I can’t imagine how they reacted, but The Vessel gives us a hint. It’s the story of a coastal town that has known death, and known it abundantly: Ten years ago, a tidal wave struck its school, and washed every child in town out to sea. Since then, no couple has dared to conceive a baby, no one gets married, and all the town’s women dress exclusively in black. It’s not so much a culture of death as one of mourning, where people have lost any sense that life has purpose or meaning, and don’t know what to make of the God who let all this happen. It’s a town frozen in amber, where families bereft of hope seem like they’re waiting around to die.
Then a miracle happens. A small, strange miracle that seems quite unrelated to all the suffocating grief, but a miracle nonetheless. A young man, Leo (Lucas Quintana), is out by the water saying goodbye to his childhood friend, the latest young man who intends to leave the dying town and move to the city. They’ve been drinking, and a tussle lands them both in the waves. Both men are too drunk to swim, and they drown. But three hours later, as his mother and neighbors grieve him, Leo comes back to life. No one knows why, but the whole town comes to believe that he has been marked by God. He becomes a figure of hope to the town, and the beautiful woman he’d always secretly loved, Soraya (Aris Mejias) wakes up from her own dream of grief over her husband, who was drowned along with the children. She falls in love with Leo, and her new love awakens her back to life. She digs out of her closet all the colored dresses she used to love, and starts to wear them — to the horror, at first, of other women in the town.
More signs of life begin to stir. The town’s pastor, Father Douglas (Martin Sheen) notices that more people are coming to church, hopeful that God has given them a sign He still is interested in the village. Best of all, a young couple comes to Father Douglas, and announces that they now want to have a child. It seems that from Leo’s drunken accident, and its mysterious outcome, the seeds of new life have been planted.

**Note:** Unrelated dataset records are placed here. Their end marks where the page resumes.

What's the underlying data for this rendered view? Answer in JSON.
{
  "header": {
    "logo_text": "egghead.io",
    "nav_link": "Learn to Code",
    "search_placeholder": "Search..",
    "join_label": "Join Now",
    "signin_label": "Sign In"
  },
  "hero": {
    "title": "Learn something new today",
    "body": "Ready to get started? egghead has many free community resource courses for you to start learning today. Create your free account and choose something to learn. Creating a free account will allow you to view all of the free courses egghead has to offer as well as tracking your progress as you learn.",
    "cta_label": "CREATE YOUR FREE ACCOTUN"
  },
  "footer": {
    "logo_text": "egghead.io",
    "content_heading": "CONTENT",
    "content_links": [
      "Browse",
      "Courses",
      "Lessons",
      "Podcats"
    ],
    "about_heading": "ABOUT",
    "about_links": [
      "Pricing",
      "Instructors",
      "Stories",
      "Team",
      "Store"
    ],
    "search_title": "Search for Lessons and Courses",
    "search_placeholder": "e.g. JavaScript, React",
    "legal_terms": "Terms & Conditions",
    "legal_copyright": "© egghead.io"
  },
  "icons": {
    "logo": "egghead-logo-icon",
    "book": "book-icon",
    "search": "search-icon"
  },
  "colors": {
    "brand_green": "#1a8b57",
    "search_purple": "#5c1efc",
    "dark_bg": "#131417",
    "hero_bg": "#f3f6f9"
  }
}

But this is no fairy tale. The dark burden of grief that the town has labored under won’t be banished without a struggle — a passion, really, though one that happens after the resurrection in the story. (It’s almost the Easter narrative in reverse.) The pastor realizes that the people of the village have made young Leo a kind of idol. They even think that he has the power to raise the dead to life. When that turns out to be false, they think that Leo has betrayed them. They turn on Leo and Soraya, turning them into the scapegoat for all the suffering they have been through. It is up to Father Douglas to hold them back, and redirect his suffering flock to a fuller, richer faith.
I don’t want to give away the film’s joyful, uplifting ending, and I haven’t done justice to the power with which this story is told. Suffice it to say that the film works through all the steps by which a “scapegoat” (such as Our Lord) is blamed for society’s suffering, as the Christian literary critic Rene Girard explained in a lifetime of world-famous scholarship and writing. As Girard discovered — and the discovery is what made him into a Christian — it is only the unique suffering and redemptive work of Jesus that can put an end to the sterile cycle of blame and recrimination that poisons our fallen world. The film ends with a vision of what reconciliation and forgiveness look like in flesh and blood.
I am proud to be helping the makers of The Vessel bring this award-winning film to the public. If you would like to see it play in your town or at your church, please contact Movie to Movement, the non-profit I founded to connect such powerful films with the viewing public.